#### [Input material]

■ ■ ■ ■ ■

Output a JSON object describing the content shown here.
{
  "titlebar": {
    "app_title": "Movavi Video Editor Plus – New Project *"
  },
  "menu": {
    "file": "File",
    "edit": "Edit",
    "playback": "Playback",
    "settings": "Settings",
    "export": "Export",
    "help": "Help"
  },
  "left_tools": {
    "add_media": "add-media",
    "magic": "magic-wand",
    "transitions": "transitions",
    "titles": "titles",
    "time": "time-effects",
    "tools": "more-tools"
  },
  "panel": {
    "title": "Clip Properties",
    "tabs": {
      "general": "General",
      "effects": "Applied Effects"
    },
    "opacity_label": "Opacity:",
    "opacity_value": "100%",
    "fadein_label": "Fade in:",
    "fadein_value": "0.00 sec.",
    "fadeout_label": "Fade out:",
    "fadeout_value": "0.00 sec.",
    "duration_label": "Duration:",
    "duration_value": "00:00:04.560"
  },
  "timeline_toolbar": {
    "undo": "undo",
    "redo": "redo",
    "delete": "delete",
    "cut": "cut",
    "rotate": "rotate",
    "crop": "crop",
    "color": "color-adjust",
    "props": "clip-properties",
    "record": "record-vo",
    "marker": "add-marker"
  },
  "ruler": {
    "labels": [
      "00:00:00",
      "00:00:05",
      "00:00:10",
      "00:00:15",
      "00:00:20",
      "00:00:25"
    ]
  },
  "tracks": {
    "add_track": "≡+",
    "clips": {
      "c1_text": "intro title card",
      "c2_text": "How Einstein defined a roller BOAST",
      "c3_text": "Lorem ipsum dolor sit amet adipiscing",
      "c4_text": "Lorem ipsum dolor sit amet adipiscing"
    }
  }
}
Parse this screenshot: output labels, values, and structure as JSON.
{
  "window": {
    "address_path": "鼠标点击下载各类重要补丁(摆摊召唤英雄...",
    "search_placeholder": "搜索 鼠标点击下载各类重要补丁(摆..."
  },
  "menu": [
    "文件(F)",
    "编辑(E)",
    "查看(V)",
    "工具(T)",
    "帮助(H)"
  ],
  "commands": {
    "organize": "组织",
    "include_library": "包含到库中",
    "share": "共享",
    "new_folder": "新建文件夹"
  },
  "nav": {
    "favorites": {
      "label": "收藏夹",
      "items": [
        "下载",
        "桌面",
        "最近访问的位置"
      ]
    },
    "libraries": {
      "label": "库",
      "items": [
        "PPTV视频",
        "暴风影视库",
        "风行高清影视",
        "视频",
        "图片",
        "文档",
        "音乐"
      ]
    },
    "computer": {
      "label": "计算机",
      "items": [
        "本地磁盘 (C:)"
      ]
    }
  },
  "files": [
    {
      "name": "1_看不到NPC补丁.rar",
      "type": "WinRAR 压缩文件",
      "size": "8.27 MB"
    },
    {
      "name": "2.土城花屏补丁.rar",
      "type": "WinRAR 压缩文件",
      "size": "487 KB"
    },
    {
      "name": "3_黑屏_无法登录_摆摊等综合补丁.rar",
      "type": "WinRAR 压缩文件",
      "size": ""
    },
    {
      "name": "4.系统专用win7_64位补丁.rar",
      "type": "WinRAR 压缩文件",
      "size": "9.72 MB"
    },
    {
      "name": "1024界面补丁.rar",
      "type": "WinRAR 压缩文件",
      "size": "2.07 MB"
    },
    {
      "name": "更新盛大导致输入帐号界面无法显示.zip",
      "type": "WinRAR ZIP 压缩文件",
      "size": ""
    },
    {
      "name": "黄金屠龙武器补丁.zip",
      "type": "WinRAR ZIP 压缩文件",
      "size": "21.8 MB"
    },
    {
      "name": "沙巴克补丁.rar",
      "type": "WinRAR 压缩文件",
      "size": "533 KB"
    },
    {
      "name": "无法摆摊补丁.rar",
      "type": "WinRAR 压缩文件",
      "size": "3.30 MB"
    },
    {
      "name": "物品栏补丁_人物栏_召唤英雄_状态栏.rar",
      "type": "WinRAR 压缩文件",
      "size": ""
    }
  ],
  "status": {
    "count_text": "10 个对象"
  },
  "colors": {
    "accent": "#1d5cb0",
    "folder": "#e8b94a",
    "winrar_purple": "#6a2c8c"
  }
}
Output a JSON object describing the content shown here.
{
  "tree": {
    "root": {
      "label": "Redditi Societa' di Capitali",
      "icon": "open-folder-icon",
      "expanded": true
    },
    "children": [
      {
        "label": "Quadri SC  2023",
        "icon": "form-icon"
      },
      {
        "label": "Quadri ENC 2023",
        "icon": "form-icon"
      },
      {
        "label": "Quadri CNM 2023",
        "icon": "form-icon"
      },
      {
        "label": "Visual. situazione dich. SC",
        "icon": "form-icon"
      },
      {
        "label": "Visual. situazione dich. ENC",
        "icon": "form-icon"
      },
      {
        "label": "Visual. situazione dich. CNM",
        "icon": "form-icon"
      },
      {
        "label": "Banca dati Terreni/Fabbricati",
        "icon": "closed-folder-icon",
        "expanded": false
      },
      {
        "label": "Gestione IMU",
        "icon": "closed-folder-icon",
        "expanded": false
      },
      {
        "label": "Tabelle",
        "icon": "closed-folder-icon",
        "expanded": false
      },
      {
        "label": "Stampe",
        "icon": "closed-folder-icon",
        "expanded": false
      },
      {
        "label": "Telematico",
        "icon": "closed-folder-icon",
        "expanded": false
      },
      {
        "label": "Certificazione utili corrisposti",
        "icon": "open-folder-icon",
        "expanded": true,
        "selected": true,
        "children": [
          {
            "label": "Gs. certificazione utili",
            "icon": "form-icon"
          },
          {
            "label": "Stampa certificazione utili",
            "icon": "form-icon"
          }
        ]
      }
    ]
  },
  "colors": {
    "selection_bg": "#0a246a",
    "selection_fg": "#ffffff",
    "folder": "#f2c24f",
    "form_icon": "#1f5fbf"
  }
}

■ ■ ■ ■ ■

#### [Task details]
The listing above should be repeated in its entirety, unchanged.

#### [Answer for the task]
Output a JSON object describing the content shown here.
{
  "titlebar": {
    "app_title": "Movavi Video Editor Plus – New Project *"
  },
  "menu": {
    "file": "File",
    "edit": "Edit",
    "playback": "Playback",
    "settings": "Settings",
    "export": "Export",
    "help": "Help"
  },
  "left_tools": {
    "add_media": "add-media",
    "magic": "magic-wand",
    "transitions": "transitions",
    "titles": "titles",
    "time": "time-effects",
    "tools": "more-tools"
  },
  "panel": {
    "title": "Clip Properties",
    "tabs": {
      "general": "General",
      "effects": "Applied Effects"
    },
    "opacity_label": "Opacity:",
    "opacity_value": "100%",
    "fadein_label": "Fade in:",
    "fadein_value": "0.00 sec.",
    "fadeout_label": "Fade out:",
    "fadeout_value": "0.00 sec.",
    "duration_label": "Duration:",
    "duration_value": "00:00:04.560"
  },
  "timeline_toolbar": {
    "undo": "undo",
    "redo": "redo",
    "delete": "delete",
    "cut": "cut",
    "rotate": "rotate",
    "crop": "crop",
    "color": "color-adjust",
    "props": "clip-properties",
    "record": "record-vo",
    "marker": "add-marker"
  },
  "ruler": {
    "labels": [
      "00:00:00",
      "00:00:05",
      "00:00:10",
      "00:00:15",
      "00:00:20",
      "00:00:25"
    ]
  },
  "tracks": {
    "add_track": "≡+",
    "clips": {
      "c1_text": "intro title card",
      "c2_text": "How Einstein defined a roller BOAST",
      "c3_text": "Lorem ipsum dolor sit amet adipiscing",
      "c4_text": "Lorem ipsum dolor sit amet adipiscing"
    }
  }
}
Parse this screenshot: output labels, values, and structure as JSON.
{
  "window": {
    "address_path": "鼠标点击下载各类重要补丁(摆摊召唤英雄...",
    "search_placeholder": "搜索 鼠标点击下载各类重要补丁(摆..."
  },
  "menu": [
    "文件(F)",
    "编辑(E)",
    "查看(V)",
    "工具(T)",
    "帮助(H)"
  ],
  "commands": {
    "organize": "组织",
    "include_library": "包含到库中",
    "share": "共享",
    "new_folder": "新建文件夹"
  },
  "nav": {
    "favorites": {
      "label": "收藏夹",
      "items": [
        "下载",
        "桌面",
        "最近访问的位置"
      ]
    },
    "libraries": {
      "label": "库",
      "items": [
        "PPTV视频",
        "暴风影视库",
        "风行高清影视",
        "视频",
        "图片",
        "文档",
        "音乐"
      ]
    },
    "computer": {
      "label": "计算机",
      "items": [
        "本地磁盘 (C:)"
      ]
    }
  },
  "files": [
    {
      "name": "1_看不到NPC补丁.rar",
      "type": "WinRAR 压缩文件",
      "size": "8.27 MB"
    },
    {
      "name": "2.土城花屏补丁.rar",
      "type": "WinRAR 压缩文件",
      "size": "487 KB"
    },
    {
      "name": "3_黑屏_无法登录_摆摊等综合补丁.rar",
      "type": "WinRAR 压缩文件",
      "size": ""
    },
    {
      "name": "4.系统专用win7_64位补丁.rar",
      "type": "WinRAR 压缩文件",
      "size": "9.72 MB"
    },
    {
      "name": "1024界面补丁.rar",
      "type": "WinRAR 压缩文件",
      "size": "2.07 MB"
    },
    {
      "name": "更新盛大导致输入帐号界面无法显示.zip",
      "type": "WinRAR ZIP 压缩文件",
      "size": ""
    },
    {
      "name": "黄金屠龙武器补丁.zip",
      "type": "WinRAR ZIP 压缩文件",
      "size": "21.8 MB"
    },
    {
      "name": "沙巴克补丁.rar",
      "type": "WinRAR 压缩文件",
      "size": "533 KB"
    },
    {
      "name": "无法摆摊补丁.rar",
      "type": "WinRAR 压缩文件",
      "size": "3.30 MB"
    },
    {
      "name": "物品栏补丁_人物栏_召唤英雄_状态栏.rar",
      "type": "WinRAR 压缩文件",
      "size": ""
    }
  ],
  "status": {
    "count_text": "10 个对象"
  },
  "colors": {
    "accent": "#1d5cb0",
    "folder": "#e8b94a",
    "winrar_purple": "#6a2c8c"
  }
}
Output a JSON object describing the content shown here.
{
  "tree": {
    "root": {
      "label": "Redditi Societa' di Capitali",
      "icon": "open-folder-icon",
      "expanded": true
    },
    "children": [
      {
        "label": "Quadri SC  2023",
        "icon": "form-icon"
      },
      {
        "label": "Quadri ENC 2023",
        "icon": "form-icon"
      },
      {
        "label": "Quadri CNM 2023",
        "icon": "form-icon"
      },
      {
        "label": "Visual. situazione dich. SC",
        "icon": "form-icon"
      },
      {
        "label": "Visual. situazione dich. ENC",
        "icon": "form-icon"
      },
      {
        "label": "Visual. situazione dich. CNM",
        "icon": "form-icon"
      },
      {
        "label": "Banca dati Terreni/Fabbricati",
        "icon": "closed-folder-icon",
        "expanded": false
      },
      {
        "label": "Gestione IMU",
        "icon": "closed-folder-icon",
        "expanded": false
      },
      {
        "label": "Tabelle",
        "icon": "closed-folder-icon",
        "expanded": false
      },
      {
        "label": "Stampe",
        "icon": "closed-folder-icon",
        "expanded": false
      },
      {
        "label": "Telematico",
        "icon": "closed-folder-icon",
        "expanded": false
      },
      {
        "label": "Certificazione utili corrisposti",
        "icon": "open-folder-icon",
        "expanded": true,
        "selected": true,
        "children": [
          {
            "label": "Gs. certificazione utili",
            "icon": "form-icon"
          },
          {
            "label": "Stampa certificazione utili",
            "icon": "form-icon"
          }
        ]
      }
    ]
  },
  "colors": {
    "selection_bg": "#0a246a",
    "selection_fg": "#ffffff",
    "folder": "#f2c24f",
    "form_icon": "#1f5fbf"
  }
}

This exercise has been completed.